Imaging the planet around GJ 504

Figure 2 from Skemer, Morley, Zimmerman, et al.: De-rotated co-add of all photometric quality GJ 504 images taken in the LNB7 (3.95 μm) filter. The planet, GJ 504 b, is the circled point source to the northwest of the star, at separation ∼2.′′5. Due to the large dynamic range of structure in the image, two regions are displayed with different flux scales: (1) within 2′′ of the star, the Airy rings are displayed with a logarithmic stretch; the outer region (2) that includes the planet is displayed with a linear stretch centered at zero. The corresponding grayscale bars on the right-hand side indicate the flux in units normalized to the peak of the unsaturated star’s PSF.

Andy Skemer, Caroline Morley, myself, and the rest of the LEECH Science Team posted a paper on the arXiv today: Characterization of the Coldest Directly Imaged Exoplanet, GJ 504 b, and Evidence for Super-Stellar Metallicity.

The article, soon to be published in ApJ, describes new observations of the planet candidate discovered to orbit GJ 504 a few years ago (Kuzuhara et al., 2013). By measuring the thermal emission from the companion in three custom filters in the range 3.6–4.1 microns, we’ve made new inferences about the temperature, density, and composition of the atmosphere.

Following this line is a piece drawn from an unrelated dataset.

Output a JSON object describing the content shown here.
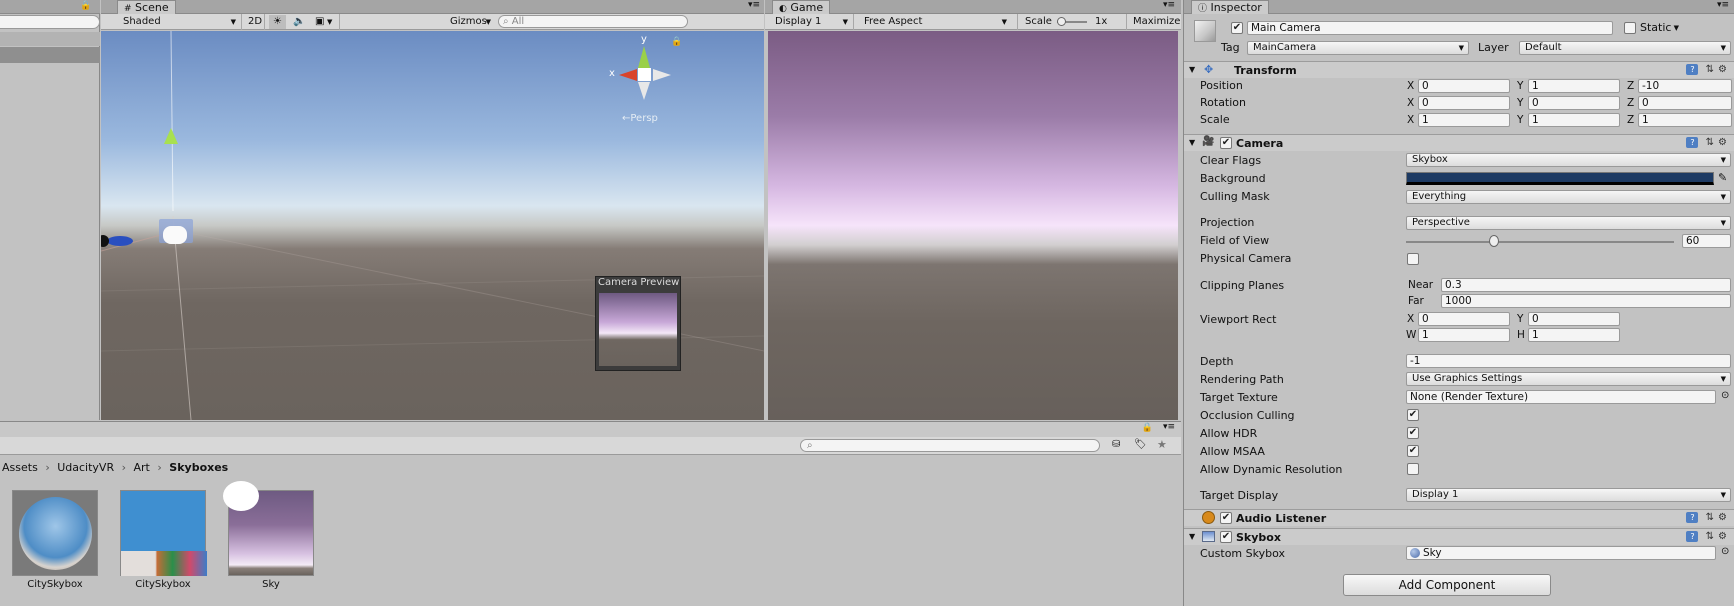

The observations were made possible with LMIRCam, an AO-fed infrared camera on the Large Binocular Telescope.

I was responsible for the entirety of the data reduction, taking steps familiar to other high-contrast observers in this wavelength regime:

  • Aligning and combing thousands of raw, short exposures, correcting for background sky noise and detector pattern noise
  • Angular differential imaging to subtract the star (here implemented with the KLIP algorithm)
  • Contrast curve calculation, PSF modeling, photometry, and error analysis

GJ 504 b is on the extreme faint end of all the planetary-mass companions imaged to date (as Figure 4 in the journal article illustrates). Fortunately, the combination of relatively high angular separation (2.5 arcsec from the host star) with the deep sensitivity of LMIRCam–as shown above in the co-add image–was high enough to secure a detection at each filter. The wavefront correction provided by the LBTI AO system was such that Airy rings spanning three orders of magnitude in intensity are evident, out beyond a 1-arcsec radius. Even without PSF subtraction, the planet is evident at a contrast of 1E-5, in the northwest corner of the co-add image.

There is a lot more we could learn from the infrared SED at wavelengths redward of 4 microns. For such a faint object, however, that part of the spectrum is not likely to be accessed from the ground. Therefore, in the future GJ 504 will make an excellent target for JWST NIRCam.